It’s always a good idea to book your first few nights accommodation before you arrive. But with an epic train adventure ahead of you, it’s also worthwhile to consider if you would enjoy a night crashing on the couchette of an overnight train. Sleeping on the train is a unique experience and a great way to optimize your travel time.
There are many options: first class sleepers are the most expensive, and even second class couchettes require a reservation and top up fee for pass holders. Some overnight trains are free with a rail pass, such as the late night journey between Rome and Munich, but you won’t have much space to stretch out.
Try to book overnight trains at least a few days in advance, especially for popular routes. I dare you to try to book a last minute reservation on an overnight train between Paris and Rome in the middle of July. Right. And maybe the Pope will be there to greet you.
* See A Scenic Route
Certain train routes are so dazzling that sleeping would be impossible or crazy. Imagine the breathtaking views you could experience gazing out panoramic windows as your train skirts the edge of Montreux’s rolling vineyards before curving up through the Swiss Alps to reach the medieval town of Gruyeres and its stunning lake. Now imagine if this sensual experience was topped off with a chocolate sampling.
The Chocolate Train is one of many special scenic routes that can enrich your journey. Scenic routes are first class, must be reserved in advance, and are generally more expensive than regular trains; however, many are available to pass holders for only a small supplement fee. Others, like Switzerland’s Glacier Express, are discounted for pass holders. There are many incredible scenic travel options, including the “Norway in a Nutshell” rail tours along the country’s magnificent fjords, and the Golden Pass Line between Central Switzerland and Lake Geneva.
* Bring Reading Material
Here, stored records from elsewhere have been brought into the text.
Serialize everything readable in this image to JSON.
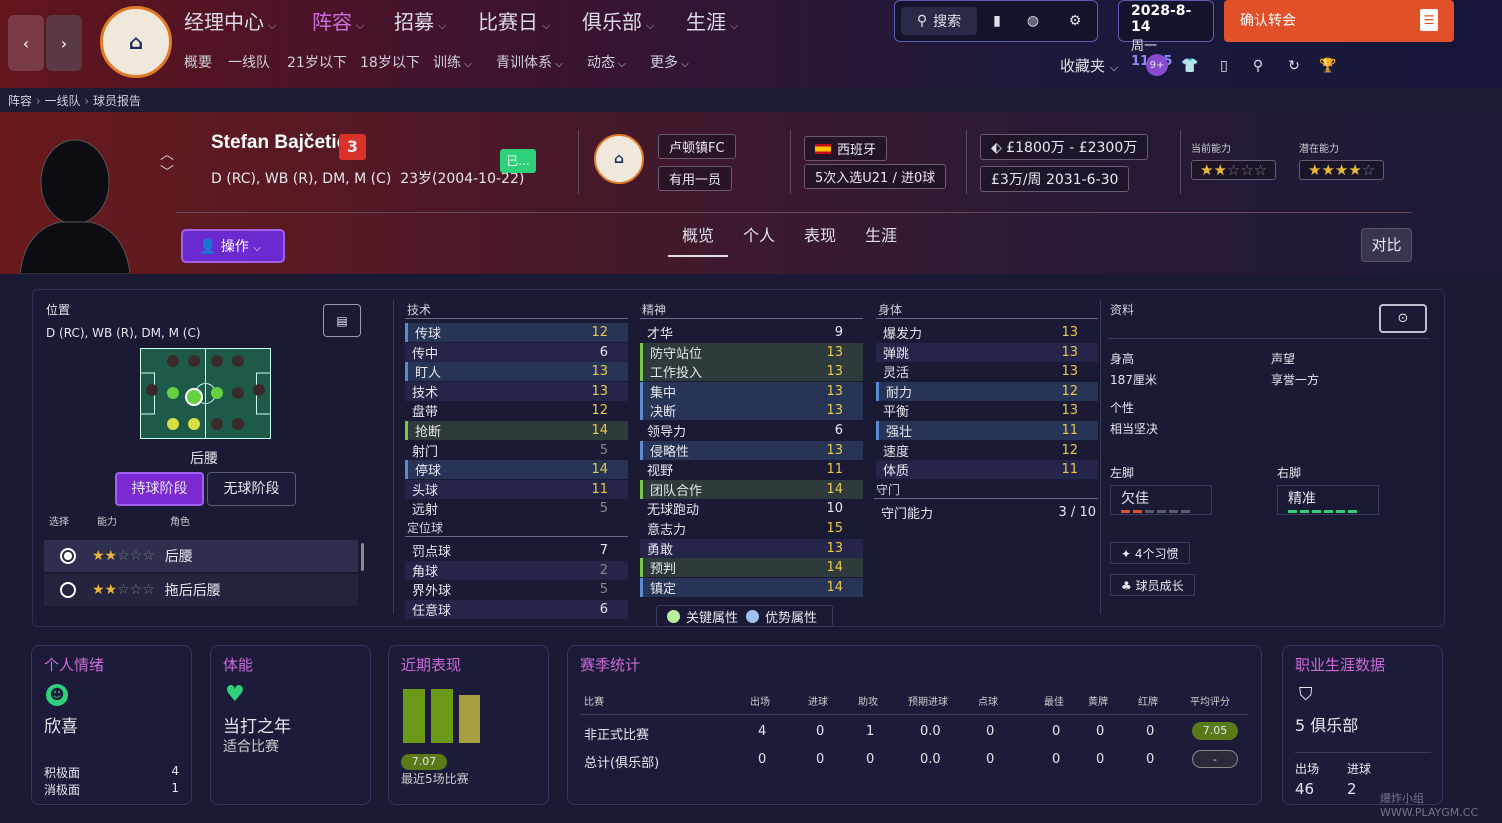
{
  "nav": {
    "back_icon": "chevron-left-icon",
    "forward_icon": "chevron-right-icon",
    "club_crest_text": "LUTON TOWN FOOTBALL CLUB",
    "menus": [
      "经理中心",
      "阵容",
      "招募",
      "比赛日",
      "俱乐部",
      "生涯"
    ],
    "active_menu": "阵容",
    "submenus": [
      "概要",
      "一线队",
      "21岁以下",
      "18岁以下",
      "训练",
      "青训体系",
      "动态",
      "更多"
    ],
    "search_label": "搜索",
    "date": "2028-8-14",
    "weekday": "周一",
    "time": "11:15",
    "continue_label": "确认转会",
    "favorites_label": "收藏夹",
    "notif_badge": "9+"
  },
  "breadcrumb": [
    "阵容",
    "一线队",
    "球员报告"
  ],
  "player": {
    "name": "Stefan Bajčetić",
    "number": "3",
    "positions": "D (RC), WB (R), DM, M (C)",
    "age": "23岁(2004-10-22)",
    "status_badge": "已...",
    "club": "卢顿镇FC",
    "squad_status": "有用一员",
    "nation": "西班牙",
    "caps": "5次入选U21 / 进0球",
    "value": "£1800万 - £2300万",
    "wage": "£3万/周 2031-6-30",
    "current_ability_label": "当前能力",
    "potential_ability_label": "潜在能力",
    "current_ability_stars": 2,
    "potential_ability_stars": 4,
    "action_label": "操作",
    "compare_label": "对比"
  },
  "tabs": [
    "概览",
    "个人",
    "表现",
    "生涯"
  ],
  "position_panel": {
    "title": "位置",
    "positions": "D (RC), WB (R), DM, M (C)",
    "role_name": "后腰",
    "phase_in": "持球阶段",
    "phase_out": "无球阶段",
    "col_select": "选择",
    "col_ability": "能力",
    "col_role": "角色",
    "roles": [
      {
        "name": "后腰",
        "stars": 2,
        "selected": true
      },
      {
        "name": "拖后后腰",
        "stars": 2,
        "selected": false
      }
    ]
  },
  "technical": {
    "title": "技术",
    "items": [
      {
        "name": "传球",
        "value": "12",
        "type": "pref"
      },
      {
        "name": "传中",
        "value": "6",
        "type": "dark"
      },
      {
        "name": "盯人",
        "value": "13",
        "type": "pref"
      },
      {
        "name": "技术",
        "value": "13",
        "type": "dark"
      },
      {
        "name": "盘带",
        "value": "12",
        "type": ""
      },
      {
        "name": "抢断",
        "value": "14",
        "type": "key"
      },
      {
        "name": "射门",
        "value": "5",
        "type": ""
      },
      {
        "name": "停球",
        "value": "14",
        "type": "pref"
      },
      {
        "name": "头球",
        "value": "11",
        "type": "dark"
      },
      {
        "name": "远射",
        "value": "5",
        "type": ""
      }
    ]
  },
  "set_pieces": {
    "title": "定位球",
    "items": [
      {
        "name": "罚点球",
        "value": "7",
        "type": ""
      },
      {
        "name": "角球",
        "value": "2",
        "type": "dark"
      },
      {
        "name": "界外球",
        "value": "5",
        "type": ""
      },
      {
        "name": "任意球",
        "value": "6",
        "type": "dark"
      }
    ]
  },
  "mental": {
    "title": "精神",
    "items": [
      {
        "name": "才华",
        "value": "9",
        "type": ""
      },
      {
        "name": "防守站位",
        "value": "13",
        "type": "key"
      },
      {
        "name": "工作投入",
        "value": "13",
        "type": "key"
      },
      {
        "name": "集中",
        "value": "13",
        "type": "pref"
      },
      {
        "name": "决断",
        "value": "13",
        "type": "pref"
      },
      {
        "name": "领导力",
        "value": "6",
        "type": ""
      },
      {
        "name": "侵略性",
        "value": "13",
        "type": "pref"
      },
      {
        "name": "视野",
        "value": "11",
        "type": ""
      },
      {
        "name": "团队合作",
        "value": "14",
        "type": "key"
      },
      {
        "name": "无球跑动",
        "value": "10",
        "type": ""
      },
      {
        "name": "意志力",
        "value": "15",
        "type": ""
      },
      {
        "name": "勇敢",
        "value": "13",
        "type": "dark"
      },
      {
        "name": "预判",
        "value": "14",
        "type": "key"
      },
      {
        "name": "镇定",
        "value": "14",
        "type": "pref"
      }
    ]
  },
  "physical": {
    "title": "身体",
    "items": [
      {
        "name": "爆发力",
        "value": "13",
        "type": ""
      },
      {
        "name": "弹跳",
        "value": "13",
        "type": "dark"
      },
      {
        "name": "灵活",
        "value": "13",
        "type": ""
      },
      {
        "name": "耐力",
        "value": "12",
        "type": "pref"
      },
      {
        "name": "平衡",
        "value": "13",
        "type": ""
      },
      {
        "name": "强壮",
        "value": "11",
        "type": "pref"
      },
      {
        "name": "速度",
        "value": "12",
        "type": ""
      },
      {
        "name": "体质",
        "value": "11",
        "type": "dark"
      }
    ]
  },
  "goalkeeping": {
    "title": "守门",
    "label": "守门能力",
    "value": "3 / 10"
  },
  "legend": {
    "key": "关键属性",
    "pref": "优势属性"
  },
  "info": {
    "title": "资料",
    "height_label": "身高",
    "height": "187厘米",
    "reputation_label": "声望",
    "reputation": "享誉一方",
    "personality_label": "个性",
    "personality": "相当坚决",
    "left_foot_label": "左脚",
    "left_foot": "欠佳",
    "right_foot_label": "右脚",
    "right_foot": "精准",
    "habits_label": "4个习惯",
    "development_label": "球员成长"
  },
  "morale": {
    "title": "个人情绪",
    "value": "欣喜",
    "positive_label": "积极面",
    "positive": "4",
    "negative_label": "消极面",
    "negative": "1"
  },
  "fitness": {
    "title": "体能",
    "value": "当打之年",
    "subtitle": "适合比赛"
  },
  "form": {
    "title": "近期表现",
    "rating": "7.07",
    "subtitle": "最近5场比赛",
    "bars": [
      0.6,
      0.6,
      0.6
    ]
  },
  "season": {
    "title": "赛季统计",
    "headers": [
      "比赛",
      "出场",
      "进球",
      "助攻",
      "预期进球",
      "点球",
      "最佳",
      "黄牌",
      "红牌",
      "平均评分"
    ],
    "rows": [
      [
        "非正式比赛",
        "4",
        "0",
        "1",
        "0.0",
        "0",
        "0",
        "0",
        "0",
        "7.05"
      ],
      [
        "总计(俱乐部)",
        "0",
        "0",
        "0",
        "0.0",
        "0",
        "0",
        "0",
        "0",
        "-"
      ]
    ]
  },
  "career": {
    "title": "职业生涯数据",
    "clubs": "5 俱乐部",
    "apps_label": "出场",
    "apps": "46",
    "goals_label": "进球",
    "goals": "2"
  },
  "watermark": "爆炸小组 WWW.PLAYGM.CC",
  "colors": {
    "accent": "#c050e0",
    "orange": "#e2502a",
    "green": "#7ac84a",
    "blue": "#5a8ad0",
    "gold": "#e8c84a"
  }
}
A page-turning paperback and a journal are great for a long train ride, but an especially important item is a good travel guide. To help you plan your accommodation en route, consider picking up a copy of Bakpak’s Europe Hostels & Travel Guide, which consistently ranks #1 in search results on Amazon.com. Mini-language guides are also handy, particular if you are visiting rural areas in Italy, France, Spain, Portugal or anywhere in Eastern Europe. And there are also plenty of great travel books specific to rail travel: Frommer’s and Thomas Cook both publish popular Europe By Rail guides.
* And while we’re on the subject of packing . . .
There are a few key items that every rail traveler should remember to pack to make their rail experience smoother.
If you are bringing any re-chargeable electronics, like a digital camera or ipod, don’t forget to bring a universal adapter. Electrical outlets vary between European countries, and an adapter can be purchased before you leave from any major hardware store.
Trains are international germ traps. Stay healthy by keeping your hands clean with some hand towellettes or sanitizer. I’ve even seen some travelers use baby wipes.
Consider a small alarm clock, or a watch with an alarm. Napping during train travel is a great way to catch up on your rest, but you don’t want to sleep through your stop!
For passengers traveling on a Flexi pass, erasable pens are a must have item. Occasionally, on busier trains, the conductor may be too pre-occupied to stamp your pass, in which case you can erase your way to a free travel day.
And remember, even if you forget something, Europe is a highly developed region and you will be able to buy almost anything you need en route. The only things you can’t do without are your passport, rail pass, cash and your sense of adventure.